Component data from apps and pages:
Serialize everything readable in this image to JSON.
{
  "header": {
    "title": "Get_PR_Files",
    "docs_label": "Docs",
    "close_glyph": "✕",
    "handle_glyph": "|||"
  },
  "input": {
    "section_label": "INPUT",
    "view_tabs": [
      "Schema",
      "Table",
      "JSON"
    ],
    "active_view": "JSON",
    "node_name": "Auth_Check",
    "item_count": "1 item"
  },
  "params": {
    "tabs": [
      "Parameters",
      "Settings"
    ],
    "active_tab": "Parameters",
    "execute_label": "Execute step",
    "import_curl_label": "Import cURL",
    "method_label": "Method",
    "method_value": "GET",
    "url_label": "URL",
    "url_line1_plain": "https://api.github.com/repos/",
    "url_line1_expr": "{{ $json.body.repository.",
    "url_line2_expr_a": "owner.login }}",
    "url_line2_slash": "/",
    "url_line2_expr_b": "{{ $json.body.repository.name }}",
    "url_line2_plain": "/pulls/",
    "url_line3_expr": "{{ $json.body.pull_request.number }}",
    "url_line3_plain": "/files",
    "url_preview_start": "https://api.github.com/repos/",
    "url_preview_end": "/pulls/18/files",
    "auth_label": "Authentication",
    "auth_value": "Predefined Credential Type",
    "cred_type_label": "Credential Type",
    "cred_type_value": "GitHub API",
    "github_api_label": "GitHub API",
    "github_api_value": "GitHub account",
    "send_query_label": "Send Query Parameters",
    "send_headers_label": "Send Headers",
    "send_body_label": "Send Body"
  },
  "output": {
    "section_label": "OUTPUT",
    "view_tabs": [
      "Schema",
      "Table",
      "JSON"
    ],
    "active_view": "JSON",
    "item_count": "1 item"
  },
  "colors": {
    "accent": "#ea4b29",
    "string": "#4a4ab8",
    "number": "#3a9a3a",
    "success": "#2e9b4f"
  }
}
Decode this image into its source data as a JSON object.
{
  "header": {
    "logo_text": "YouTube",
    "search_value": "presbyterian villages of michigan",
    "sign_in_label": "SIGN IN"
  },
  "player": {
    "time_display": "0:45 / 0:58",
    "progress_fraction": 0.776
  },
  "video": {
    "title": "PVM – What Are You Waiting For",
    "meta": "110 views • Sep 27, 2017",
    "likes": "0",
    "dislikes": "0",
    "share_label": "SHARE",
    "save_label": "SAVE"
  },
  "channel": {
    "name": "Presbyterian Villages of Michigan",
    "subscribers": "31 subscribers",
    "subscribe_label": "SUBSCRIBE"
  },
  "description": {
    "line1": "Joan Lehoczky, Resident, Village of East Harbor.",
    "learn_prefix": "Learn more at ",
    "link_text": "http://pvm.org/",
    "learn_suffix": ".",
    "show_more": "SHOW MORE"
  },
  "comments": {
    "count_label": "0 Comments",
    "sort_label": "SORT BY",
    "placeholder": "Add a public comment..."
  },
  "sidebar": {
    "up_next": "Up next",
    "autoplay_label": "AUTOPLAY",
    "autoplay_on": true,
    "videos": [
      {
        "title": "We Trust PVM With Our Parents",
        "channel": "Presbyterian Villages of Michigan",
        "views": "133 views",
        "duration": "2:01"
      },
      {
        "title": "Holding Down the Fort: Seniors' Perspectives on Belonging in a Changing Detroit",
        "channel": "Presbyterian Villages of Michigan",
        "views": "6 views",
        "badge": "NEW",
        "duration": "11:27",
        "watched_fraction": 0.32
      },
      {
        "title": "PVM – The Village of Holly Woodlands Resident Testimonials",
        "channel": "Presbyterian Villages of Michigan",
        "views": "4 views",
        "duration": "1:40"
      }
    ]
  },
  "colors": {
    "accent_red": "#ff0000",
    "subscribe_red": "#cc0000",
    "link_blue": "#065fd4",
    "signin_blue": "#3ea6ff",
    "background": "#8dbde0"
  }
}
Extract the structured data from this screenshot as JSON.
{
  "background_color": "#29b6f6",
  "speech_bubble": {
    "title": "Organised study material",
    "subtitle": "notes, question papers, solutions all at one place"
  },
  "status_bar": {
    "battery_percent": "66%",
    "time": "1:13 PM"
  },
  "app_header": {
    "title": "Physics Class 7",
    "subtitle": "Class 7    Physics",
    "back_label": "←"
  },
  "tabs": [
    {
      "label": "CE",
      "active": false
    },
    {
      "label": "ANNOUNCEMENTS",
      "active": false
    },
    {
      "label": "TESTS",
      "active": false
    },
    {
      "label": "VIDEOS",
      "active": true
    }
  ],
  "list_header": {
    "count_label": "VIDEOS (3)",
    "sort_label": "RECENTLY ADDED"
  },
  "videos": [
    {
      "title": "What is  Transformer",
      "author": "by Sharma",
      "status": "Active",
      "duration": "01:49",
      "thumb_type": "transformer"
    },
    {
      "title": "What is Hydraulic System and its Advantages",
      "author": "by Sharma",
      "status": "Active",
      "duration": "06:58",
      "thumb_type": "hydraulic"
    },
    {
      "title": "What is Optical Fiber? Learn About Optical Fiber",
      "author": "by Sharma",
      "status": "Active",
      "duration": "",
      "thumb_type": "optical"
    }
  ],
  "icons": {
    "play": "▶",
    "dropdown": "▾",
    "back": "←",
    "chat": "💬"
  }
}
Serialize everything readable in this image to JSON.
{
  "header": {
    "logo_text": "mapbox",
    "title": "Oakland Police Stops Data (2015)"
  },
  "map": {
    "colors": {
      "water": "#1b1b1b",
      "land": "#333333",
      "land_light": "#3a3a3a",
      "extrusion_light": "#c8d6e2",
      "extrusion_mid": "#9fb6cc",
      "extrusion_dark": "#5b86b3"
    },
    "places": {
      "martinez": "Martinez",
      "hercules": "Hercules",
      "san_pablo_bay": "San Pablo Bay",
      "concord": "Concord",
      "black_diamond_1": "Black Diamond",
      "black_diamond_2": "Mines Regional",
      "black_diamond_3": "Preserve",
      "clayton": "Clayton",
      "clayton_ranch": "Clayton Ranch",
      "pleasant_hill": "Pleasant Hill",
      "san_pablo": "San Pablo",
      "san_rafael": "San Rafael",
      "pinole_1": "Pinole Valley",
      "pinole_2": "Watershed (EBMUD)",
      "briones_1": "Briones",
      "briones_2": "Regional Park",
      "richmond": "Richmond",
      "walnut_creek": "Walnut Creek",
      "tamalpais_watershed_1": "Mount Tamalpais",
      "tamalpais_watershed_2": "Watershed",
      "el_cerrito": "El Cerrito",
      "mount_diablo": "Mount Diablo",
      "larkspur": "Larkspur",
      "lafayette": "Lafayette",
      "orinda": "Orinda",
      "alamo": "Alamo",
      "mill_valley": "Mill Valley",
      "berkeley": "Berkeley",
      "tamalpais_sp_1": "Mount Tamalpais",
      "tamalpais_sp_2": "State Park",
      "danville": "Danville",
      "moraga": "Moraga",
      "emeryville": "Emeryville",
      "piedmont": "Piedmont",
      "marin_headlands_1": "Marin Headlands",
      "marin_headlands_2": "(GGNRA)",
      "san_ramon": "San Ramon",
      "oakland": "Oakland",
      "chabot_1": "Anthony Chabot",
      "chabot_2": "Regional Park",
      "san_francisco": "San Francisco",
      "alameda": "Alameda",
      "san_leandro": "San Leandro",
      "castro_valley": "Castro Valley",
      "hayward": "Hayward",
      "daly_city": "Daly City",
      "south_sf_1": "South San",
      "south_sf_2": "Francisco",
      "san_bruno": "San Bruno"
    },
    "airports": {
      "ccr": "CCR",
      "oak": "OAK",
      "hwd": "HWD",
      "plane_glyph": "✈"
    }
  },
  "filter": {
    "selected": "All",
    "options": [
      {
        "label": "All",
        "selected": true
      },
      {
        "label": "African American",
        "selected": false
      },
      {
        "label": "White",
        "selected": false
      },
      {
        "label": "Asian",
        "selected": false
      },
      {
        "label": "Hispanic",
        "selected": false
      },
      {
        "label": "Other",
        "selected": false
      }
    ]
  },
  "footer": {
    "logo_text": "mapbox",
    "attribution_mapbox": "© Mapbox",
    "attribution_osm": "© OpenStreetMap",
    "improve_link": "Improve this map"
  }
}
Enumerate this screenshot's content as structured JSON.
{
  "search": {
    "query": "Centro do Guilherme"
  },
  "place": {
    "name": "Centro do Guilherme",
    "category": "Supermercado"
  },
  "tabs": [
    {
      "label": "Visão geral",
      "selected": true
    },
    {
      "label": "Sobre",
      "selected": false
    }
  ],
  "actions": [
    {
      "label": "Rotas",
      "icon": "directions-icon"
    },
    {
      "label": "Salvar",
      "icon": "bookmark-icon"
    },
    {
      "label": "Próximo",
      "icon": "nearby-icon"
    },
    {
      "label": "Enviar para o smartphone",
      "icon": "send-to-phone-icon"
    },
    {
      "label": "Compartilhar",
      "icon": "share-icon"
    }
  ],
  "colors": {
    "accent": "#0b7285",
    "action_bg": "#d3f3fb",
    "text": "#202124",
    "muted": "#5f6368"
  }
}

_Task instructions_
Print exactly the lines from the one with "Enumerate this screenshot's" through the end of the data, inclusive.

_Answer below_
Enumerate this screenshot's content as structured JSON.
{
  "search": {
    "query": "Centro do Guilherme"
  },
  "place": {
    "name": "Centro do Guilherme",
    "category": "Supermercado"
  },
  "tabs": [
    {
      "label": "Visão geral",
      "selected": true
    },
    {
      "label": "Sobre",
      "selected": false
    }
  ],
  "actions": [
    {
      "label": "Rotas",
      "icon": "directions-icon"
    },
    {
      "label": "Salvar",
      "icon": "bookmark-icon"
    },
    {
      "label": "Próximo",
      "icon": "nearby-icon"
    },
    {
      "label": "Enviar para o smartphone",
      "icon": "send-to-phone-icon"
    },
    {
      "label": "Compartilhar",
      "icon": "share-icon"
    }
  ],
  "colors": {
    "accent": "#0b7285",
    "action_bg": "#d3f3fb",
    "text": "#202124",
    "muted": "#5f6368"
  }
}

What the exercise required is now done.